Thanks for indulging me. I promise it won't happen often.


wrong letter

She handed me a letter. She told me I should read it, we could talk about it tomorrow. I said sure, whatever she wants, went home, put the letter safely on my desk, along with some of the others I had--some I hadn't read, some I had. She was writing me a lot of letters lately, and sometimes I was too afraid to read them.

Eventually I got around to reading. I selected what I thought was the letter she'd given me earlier--it looked about the same, how was I to know?--and read it. She was angry. I'd hurt her with my words, with my silence, my actions and inactions. She accused me of things I hadn't done, and things I had. I grew angry. I'd already apologized for all that. Surely she knew that? I'd tried to make it up to her. She said it was enough. And she was still angry? She lied to me!

When she called me up to ask if I'd read it I swore and shouted. Told her she was a liar and told her she should tell me when she can't accept my apologies.

She didn't answer for a long while. When I finally said "Well?", in my voice thick with unrighteous anger, she said, softly, "I just wanted to say I love you." This confused me. I looked at the letter.

"'You ungrateful bastard'?" I said, quoting the salutation.

"No, that's not--that's not what it says," she said. Her voice was on the verge of tears. I had nothing more to say. It dawned on me that I'd been reading the wrong letter all along.


meditations on a leather-bound journal, pt. xiv

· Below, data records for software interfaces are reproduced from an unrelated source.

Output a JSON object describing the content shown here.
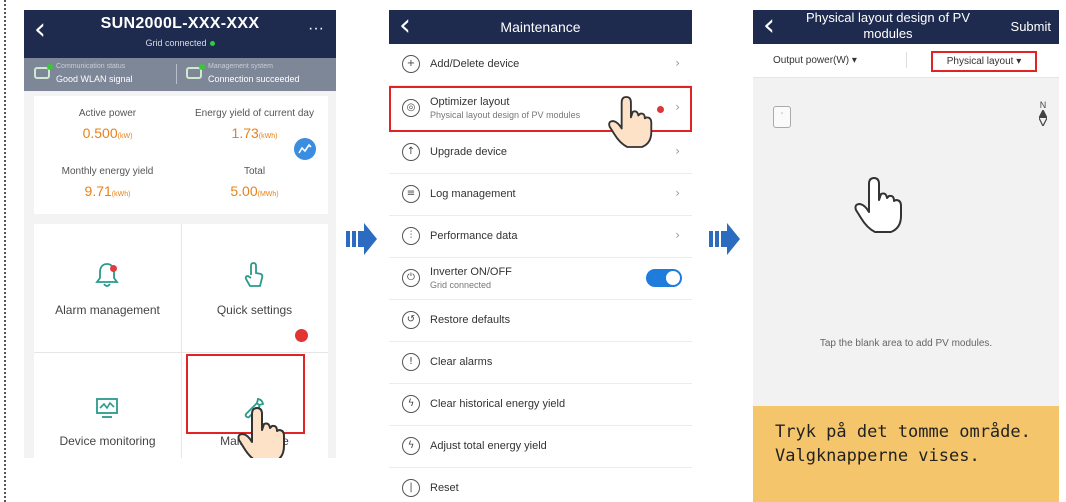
{
  "screen1": {
    "title": "SUN2000L-XXX-XXX",
    "subtitle": "Grid connected",
    "comm_label": "Communication status",
    "comm_value": "Good WLAN signal",
    "mgmt_label": "Management system",
    "mgmt_value": "Connection succeeded",
    "stats": [
      {
        "label": "Active power",
        "value": "0.500",
        "unit": "(kW)"
      },
      {
        "label": "Energy yield of current day",
        "value": "1.73",
        "unit": "(kWh)"
      },
      {
        "label": "Monthly energy yield",
        "value": "9.71",
        "unit": "(kWh)"
      },
      {
        "label": "Total",
        "value": "5.00",
        "unit": "(MWh)"
      }
    ],
    "tiles": [
      {
        "label": "Alarm management",
        "icon": "bell-icon"
      },
      {
        "label": "Quick settings",
        "icon": "hand-pointer-icon"
      },
      {
        "label": "Device monitoring",
        "icon": "monitor-icon"
      },
      {
        "label": "Maintenance",
        "icon": "wrench-icon"
      }
    ]
  },
  "screen2": {
    "title": "Maintenance",
    "items": [
      {
        "label": "Add/Delete device",
        "icon": "plus-circle-icon"
      },
      {
        "label": "Optimizer layout",
        "sub": "Physical layout design of PV modules",
        "icon": "optimizer-icon"
      },
      {
        "label": "Upgrade device",
        "icon": "upgrade-icon"
      },
      {
        "label": "Log management",
        "icon": "log-icon"
      },
      {
        "label": "Performance data",
        "icon": "performance-icon"
      },
      {
        "label": "Inverter ON/OFF",
        "sub": "Grid connected",
        "icon": "power-icon"
      },
      {
        "label": "Restore defaults",
        "icon": "restore-icon"
      },
      {
        "label": "Clear alarms",
        "icon": "clear-alarm-icon"
      },
      {
        "label": "Clear historical energy yield",
        "icon": "clear-yield-icon"
      },
      {
        "label": "Adjust total energy yield",
        "icon": "adjust-yield-icon"
      },
      {
        "label": "Reset",
        "icon": "reset-icon"
      }
    ],
    "toggle_on": true
  },
  "screen3": {
    "title": "Physical layout design of PV modules",
    "submit": "Submit",
    "option1": "Output power(W)",
    "option2": "Physical layout",
    "north": "N",
    "hint": "Tap the blank area to add PV modules.",
    "caption": "Tryk på det tomme område. Valgknapperne vises."
  },
  "colors": {
    "header": "#1e2b4f",
    "highlight": "#e02424",
    "caption_bg": "#f5c56b",
    "value_orange": "#e8811a",
    "toggle": "#1e7cdc",
    "arrow": "#2b6cc0"
  }
}
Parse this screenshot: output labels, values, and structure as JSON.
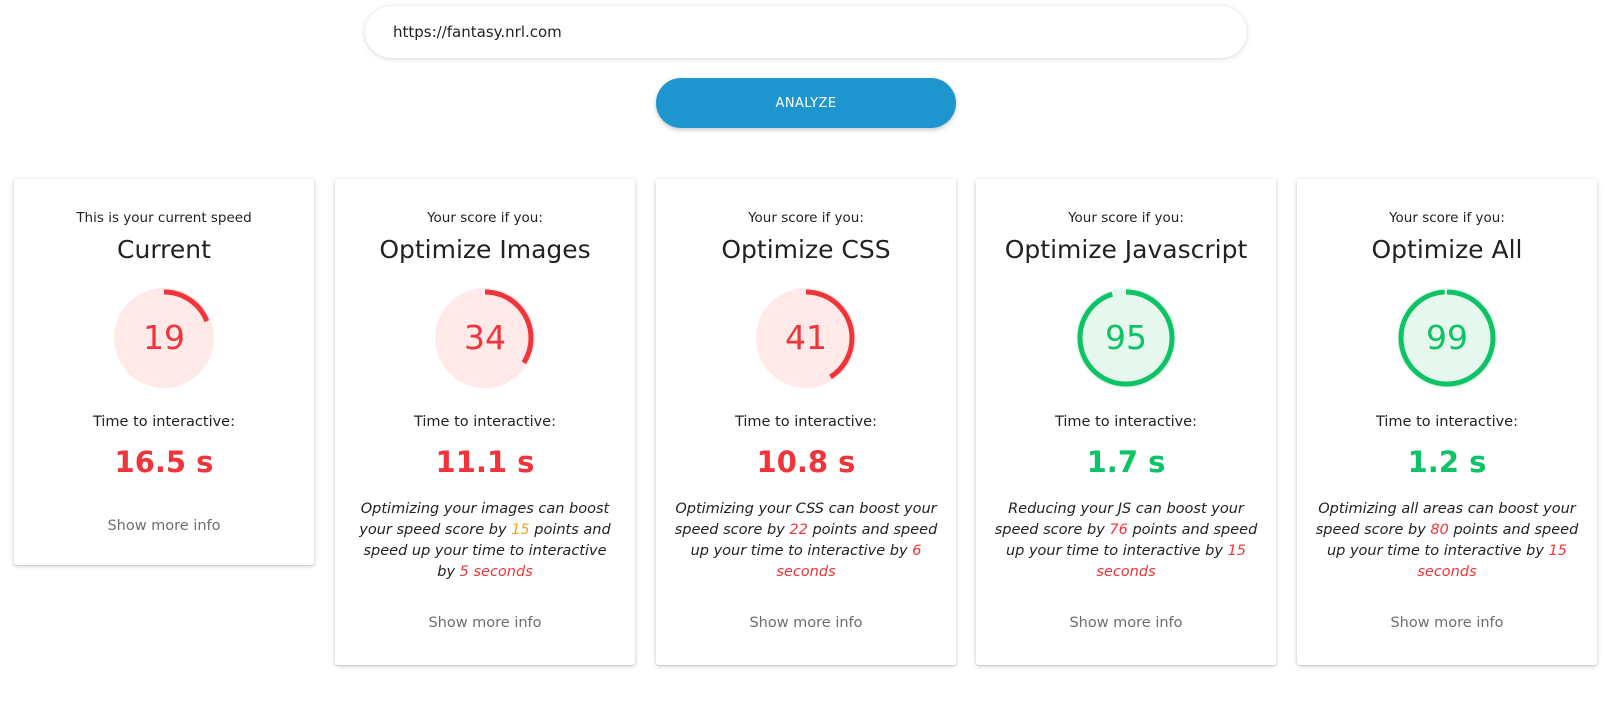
{
  "search": {
    "url_value": "https://fantasy.nrl.com"
  },
  "analyze_label": "ANALYZE",
  "colors": {
    "accent": "#1e95cf",
    "bad": "#f0343a",
    "good": "#0cc366",
    "warn": "#f1a41e"
  },
  "cards": [
    {
      "subtitle": "This is your current speed",
      "title": "Current",
      "score": "19",
      "score_fraction": 0.19,
      "status": "bad",
      "tti_label": "Time to interactive:",
      "tti_value": "16.5 s",
      "more": "Show more info"
    },
    {
      "subtitle": "Your score if you:",
      "title": "Optimize Images",
      "score": "34",
      "score_fraction": 0.34,
      "status": "bad",
      "tti_label": "Time to interactive:",
      "tti_value": "11.1 s",
      "desc_pre": "Optimizing your images can boost your speed score by ",
      "desc_points": "15",
      "points_status": "warn",
      "desc_mid": " points and speed up your time to interactive by ",
      "desc_time": "5 seconds",
      "more": "Show more info"
    },
    {
      "subtitle": "Your score if you:",
      "title": "Optimize CSS",
      "score": "41",
      "score_fraction": 0.41,
      "status": "bad",
      "tti_label": "Time to interactive:",
      "tti_value": "10.8 s",
      "desc_pre": "Optimizing your CSS can boost your speed score by ",
      "desc_points": "22",
      "points_status": "bad",
      "desc_mid": " points and speed up your time to interactive by ",
      "desc_time": "6 seconds",
      "more": "Show more info"
    },
    {
      "subtitle": "Your score if you:",
      "title": "Optimize Javascript",
      "score": "95",
      "score_fraction": 0.95,
      "status": "good",
      "tti_label": "Time to interactive:",
      "tti_value": "1.7 s",
      "desc_pre": "Reducing your JS can boost your speed score by ",
      "desc_points": "76",
      "points_status": "bad",
      "desc_mid": " points and speed up your time to interactive by ",
      "desc_time": "15 seconds",
      "more": "Show more info"
    },
    {
      "subtitle": "Your score if you:",
      "title": "Optimize All",
      "score": "99",
      "score_fraction": 0.99,
      "status": "good",
      "tti_label": "Time to interactive:",
      "tti_value": "1.2 s",
      "desc_pre": "Optimizing all areas can boost your speed score by ",
      "desc_points": "80",
      "points_status": "bad",
      "desc_mid": " points and speed up your time to interactive by ",
      "desc_time": "15 seconds",
      "more": "Show more info"
    }
  ]
}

I attended a New Year's Eve party at a club downtown. I didn't have a date--most of my friends think I'm acting weird, and I wasn't interested in a date anyway. It would just make me think more of her, of the notebook. It was getting to be too much. I needed a diversion. I needed some time to myself.

A girl with a mask on was standing near me when the countdown began. I noticed she seemed to be watching me, not the screen. As the crowd shouted 'happy new year!' she pulled me close and kissed me. I was shocked, to say the least. I know I still looked rough. When she released me I whispered 'Liana?' and took her mask off.

I understand now why she threw the notebook away. Everything has become a lot clearer.

Happy 2007.